### [Exercise objective]
Reproduce all of the data word for word.

### [Supplied entries]
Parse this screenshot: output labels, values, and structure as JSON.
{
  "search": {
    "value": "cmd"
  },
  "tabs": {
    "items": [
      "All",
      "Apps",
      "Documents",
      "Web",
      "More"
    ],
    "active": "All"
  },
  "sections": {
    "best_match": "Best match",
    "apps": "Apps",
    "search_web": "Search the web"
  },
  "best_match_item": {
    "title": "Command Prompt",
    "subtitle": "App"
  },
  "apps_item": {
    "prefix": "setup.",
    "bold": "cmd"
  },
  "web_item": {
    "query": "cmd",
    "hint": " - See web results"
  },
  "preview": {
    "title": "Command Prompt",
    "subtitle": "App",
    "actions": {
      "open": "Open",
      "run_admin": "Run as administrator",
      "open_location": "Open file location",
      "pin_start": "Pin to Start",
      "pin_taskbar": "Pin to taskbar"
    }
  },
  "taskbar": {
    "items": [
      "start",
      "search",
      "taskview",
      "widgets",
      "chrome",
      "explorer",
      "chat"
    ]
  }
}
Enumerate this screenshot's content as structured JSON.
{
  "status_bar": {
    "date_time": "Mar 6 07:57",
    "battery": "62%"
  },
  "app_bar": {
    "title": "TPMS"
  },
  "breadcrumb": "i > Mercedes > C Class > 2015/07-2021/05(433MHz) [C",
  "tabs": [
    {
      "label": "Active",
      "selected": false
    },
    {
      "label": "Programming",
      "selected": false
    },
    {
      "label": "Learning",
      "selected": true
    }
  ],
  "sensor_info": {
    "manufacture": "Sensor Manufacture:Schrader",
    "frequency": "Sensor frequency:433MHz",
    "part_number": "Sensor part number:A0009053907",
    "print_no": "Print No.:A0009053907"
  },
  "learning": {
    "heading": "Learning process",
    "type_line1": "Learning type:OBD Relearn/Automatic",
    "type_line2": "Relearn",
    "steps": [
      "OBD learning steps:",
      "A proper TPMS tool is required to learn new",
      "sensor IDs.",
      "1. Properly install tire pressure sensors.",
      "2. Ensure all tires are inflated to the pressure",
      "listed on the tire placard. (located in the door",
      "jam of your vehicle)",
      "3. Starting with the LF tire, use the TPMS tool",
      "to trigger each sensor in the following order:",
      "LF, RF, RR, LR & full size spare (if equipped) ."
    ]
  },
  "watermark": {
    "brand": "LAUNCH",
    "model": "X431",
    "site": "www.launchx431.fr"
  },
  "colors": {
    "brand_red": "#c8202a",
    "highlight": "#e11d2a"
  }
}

### [Result of the task]
Parse this screenshot: output labels, values, and structure as JSON.
{
  "search": {
    "value": "cmd"
  },
  "tabs": {
    "items": [
      "All",
      "Apps",
      "Documents",
      "Web",
      "More"
    ],
    "active": "All"
  },
  "sections": {
    "best_match": "Best match",
    "apps": "Apps",
    "search_web": "Search the web"
  },
  "best_match_item": {
    "title": "Command Prompt",
    "subtitle": "App"
  },
  "apps_item": {
    "prefix": "setup.",
    "bold": "cmd"
  },
  "web_item": {
    "query": "cmd",
    "hint": " - See web results"
  },
  "preview": {
    "title": "Command Prompt",
    "subtitle": "App",
    "actions": {
      "open": "Open",
      "run_admin": "Run as administrator",
      "open_location": "Open file location",
      "pin_start": "Pin to Start",
      "pin_taskbar": "Pin to taskbar"
    }
  },
  "taskbar": {
    "items": [
      "start",
      "search",
      "taskview",
      "widgets",
      "chrome",
      "explorer",
      "chat"
    ]
  }
}
Enumerate this screenshot's content as structured JSON.
{
  "status_bar": {
    "date_time": "Mar 6 07:57",
    "battery": "62%"
  },
  "app_bar": {
    "title": "TPMS"
  },
  "breadcrumb": "i > Mercedes > C Class > 2015/07-2021/05(433MHz) [C",
  "tabs": [
    {
      "label": "Active",
      "selected": false
    },
    {
      "label": "Programming",
      "selected": false
    },
    {
      "label": "Learning",
      "selected": true
    }
  ],
  "sensor_info": {
    "manufacture": "Sensor Manufacture:Schrader",
    "frequency": "Sensor frequency:433MHz",
    "part_number": "Sensor part number:A0009053907",
    "print_no": "Print No.:A0009053907"
  },
  "learning": {
    "heading": "Learning process",
    "type_line1": "Learning type:OBD Relearn/Automatic",
    "type_line2": "Relearn",
    "steps": [
      "OBD learning steps:",
      "A proper TPMS tool is required to learn new",
      "sensor IDs.",
      "1. Properly install tire pressure sensors.",
      "2. Ensure all tires are inflated to the pressure",
      "listed on the tire placard. (located in the door",
      "jam of your vehicle)",
      "3. Starting with the LF tire, use the TPMS tool",
      "to trigger each sensor in the following order:",
      "LF, RF, RR, LR & full size spare (if equipped) ."
    ]
  },
  "watermark": {
    "brand": "LAUNCH",
    "model": "X431",
    "site": "www.launchx431.fr"
  },
  "colors": {
    "brand_red": "#c8202a",
    "highlight": "#e11d2a"
  }
}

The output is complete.